Among the 431 eligible patients with a FIGO risk score of 5 or 6, 351 (81%) received a first-line single-agent treatment (74% treated from the year 2000 onwards). Among these, 103 (29%) developed resistance and were given a second single-agent regimen. Overall, 210 patients (60%) achieved remission with one or two sequential single-agent therapies; 141 patients (40%) developed resistance to single-agent treatments and required multiagent chemotherapy to achieve remission.

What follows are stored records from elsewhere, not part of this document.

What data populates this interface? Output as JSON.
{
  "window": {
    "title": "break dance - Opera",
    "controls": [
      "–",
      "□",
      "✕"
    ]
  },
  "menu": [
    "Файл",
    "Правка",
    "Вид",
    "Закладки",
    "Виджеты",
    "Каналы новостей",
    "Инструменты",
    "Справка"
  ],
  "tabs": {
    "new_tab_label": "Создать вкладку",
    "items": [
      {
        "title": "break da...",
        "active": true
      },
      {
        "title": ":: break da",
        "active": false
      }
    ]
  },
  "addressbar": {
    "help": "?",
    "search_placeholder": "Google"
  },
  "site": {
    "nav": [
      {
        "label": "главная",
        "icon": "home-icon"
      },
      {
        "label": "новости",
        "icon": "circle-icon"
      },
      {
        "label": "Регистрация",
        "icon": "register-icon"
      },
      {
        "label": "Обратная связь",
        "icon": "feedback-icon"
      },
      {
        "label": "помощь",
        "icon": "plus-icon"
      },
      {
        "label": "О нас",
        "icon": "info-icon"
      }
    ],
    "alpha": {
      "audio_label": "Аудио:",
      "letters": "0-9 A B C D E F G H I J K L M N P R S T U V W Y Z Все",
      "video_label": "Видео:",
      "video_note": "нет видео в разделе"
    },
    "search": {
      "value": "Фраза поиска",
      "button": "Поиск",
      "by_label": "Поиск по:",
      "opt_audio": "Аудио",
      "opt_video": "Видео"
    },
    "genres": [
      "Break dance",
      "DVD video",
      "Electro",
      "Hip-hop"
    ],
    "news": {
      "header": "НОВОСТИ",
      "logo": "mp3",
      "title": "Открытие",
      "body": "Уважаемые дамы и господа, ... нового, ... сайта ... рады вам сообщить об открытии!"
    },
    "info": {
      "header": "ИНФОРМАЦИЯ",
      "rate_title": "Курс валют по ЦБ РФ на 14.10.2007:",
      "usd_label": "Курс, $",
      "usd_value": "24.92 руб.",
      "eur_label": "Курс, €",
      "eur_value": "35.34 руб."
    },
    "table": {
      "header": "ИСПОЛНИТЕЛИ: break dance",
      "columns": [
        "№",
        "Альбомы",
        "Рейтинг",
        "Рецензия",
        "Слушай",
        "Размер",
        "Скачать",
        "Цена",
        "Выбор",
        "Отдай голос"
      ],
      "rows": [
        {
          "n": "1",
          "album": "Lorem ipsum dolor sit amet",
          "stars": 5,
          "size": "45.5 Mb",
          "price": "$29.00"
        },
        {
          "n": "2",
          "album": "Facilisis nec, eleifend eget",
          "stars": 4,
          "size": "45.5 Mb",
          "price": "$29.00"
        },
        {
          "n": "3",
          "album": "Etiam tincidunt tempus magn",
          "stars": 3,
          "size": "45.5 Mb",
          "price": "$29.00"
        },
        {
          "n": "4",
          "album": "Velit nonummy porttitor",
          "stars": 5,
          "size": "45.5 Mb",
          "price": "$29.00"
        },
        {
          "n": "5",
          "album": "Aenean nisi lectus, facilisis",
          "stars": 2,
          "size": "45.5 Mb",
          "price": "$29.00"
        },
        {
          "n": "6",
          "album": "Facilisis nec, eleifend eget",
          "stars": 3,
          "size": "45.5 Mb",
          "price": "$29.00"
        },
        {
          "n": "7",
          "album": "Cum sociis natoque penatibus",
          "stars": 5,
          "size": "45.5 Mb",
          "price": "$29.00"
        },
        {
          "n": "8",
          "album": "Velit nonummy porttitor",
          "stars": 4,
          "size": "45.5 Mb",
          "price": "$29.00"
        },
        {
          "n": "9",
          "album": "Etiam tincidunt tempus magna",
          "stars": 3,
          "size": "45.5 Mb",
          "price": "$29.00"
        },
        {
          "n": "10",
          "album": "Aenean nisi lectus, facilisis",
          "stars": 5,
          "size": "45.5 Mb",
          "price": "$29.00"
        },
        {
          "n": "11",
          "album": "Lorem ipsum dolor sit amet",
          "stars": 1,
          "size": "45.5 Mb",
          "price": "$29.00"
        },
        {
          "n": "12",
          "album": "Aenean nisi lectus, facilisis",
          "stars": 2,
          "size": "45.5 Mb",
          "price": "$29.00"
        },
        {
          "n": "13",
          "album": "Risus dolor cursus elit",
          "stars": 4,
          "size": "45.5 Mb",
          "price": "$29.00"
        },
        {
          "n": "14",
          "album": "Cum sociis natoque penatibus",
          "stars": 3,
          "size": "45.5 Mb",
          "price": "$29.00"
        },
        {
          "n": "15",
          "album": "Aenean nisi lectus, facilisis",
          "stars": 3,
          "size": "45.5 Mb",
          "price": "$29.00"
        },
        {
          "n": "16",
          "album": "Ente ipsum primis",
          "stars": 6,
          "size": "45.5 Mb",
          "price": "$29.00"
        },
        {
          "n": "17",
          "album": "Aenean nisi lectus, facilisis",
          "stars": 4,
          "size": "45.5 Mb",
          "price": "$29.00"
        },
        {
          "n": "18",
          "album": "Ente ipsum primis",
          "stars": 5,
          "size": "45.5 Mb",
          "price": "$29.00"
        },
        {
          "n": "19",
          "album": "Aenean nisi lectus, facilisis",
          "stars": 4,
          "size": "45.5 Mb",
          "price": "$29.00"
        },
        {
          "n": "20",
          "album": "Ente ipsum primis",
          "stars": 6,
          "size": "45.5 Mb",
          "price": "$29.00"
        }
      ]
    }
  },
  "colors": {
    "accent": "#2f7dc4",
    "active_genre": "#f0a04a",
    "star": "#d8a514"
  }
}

Compared with patients who achieved remission on single-agent treatment, those with chemoresistance had higher pretreatment human chorionic gonadotropin concentrations (P < .0001), a higher prevalence of choriocarcinoma histology (P = .0007), and a higher prevalence of metastatic choriocarcinoma (P = .0022).
On multivariate analysis, metastatic disease (odds ratio [OR] = 1.9, 95% confidence interval [CI] = 1.1–3.2, P = .018), choriocarcinoma histology (OR = 3.7, 95% CI = 1.9–7.4, P = .0002), and pretreatment human chorionic gonadotropin concentration > 100,000 IU/L (OR = 2.8, 95% CI = 1.9–4.1, P < .0001) were significant independent predictors of resistance to single-agent therapies.
In patients without metastatic disease or choriocarcinoma, pretreatment human chorionic gonadotropin concentration of ≥ 411,000 IU/L was associated with a positive predictive value for resistance to single-agent therapy of 0.8. A positive predictive value of 0.8 was also found for a pretreatment human chorionic gonadotropin concentration of ≥ 149, 000 IU/L in patients with either metastatic disease or choriocarcinoma.
The investigators concluded, “Approximately 60% of women with gestational trophoblastic neoplasia presenting with a FIGO risk score of 5 or 6 achieve remission with single-agent therapy; almost all remaining patients have complete remission with subsequent multiagent chemotherapy. Primary multiagent chemotherapy should only be given to patients with metastatic disease and choriocarcinoma, regardless of pretreatment human chorionic gonadotropin concentration, or to those defined by our new predictors.”
Michael J. Seckl, FMedSci, of the Trophoblastic Tumour Screening and Treatment Centre, Charing Cross Hospital, Imperial College Healthcare NHS Trust, London, is the corresponding author for The Lancet Oncology article.
Disclosure: The investigators reported that there was no external funding for the study. For full disclosures of the study authors, visit thelancet.com.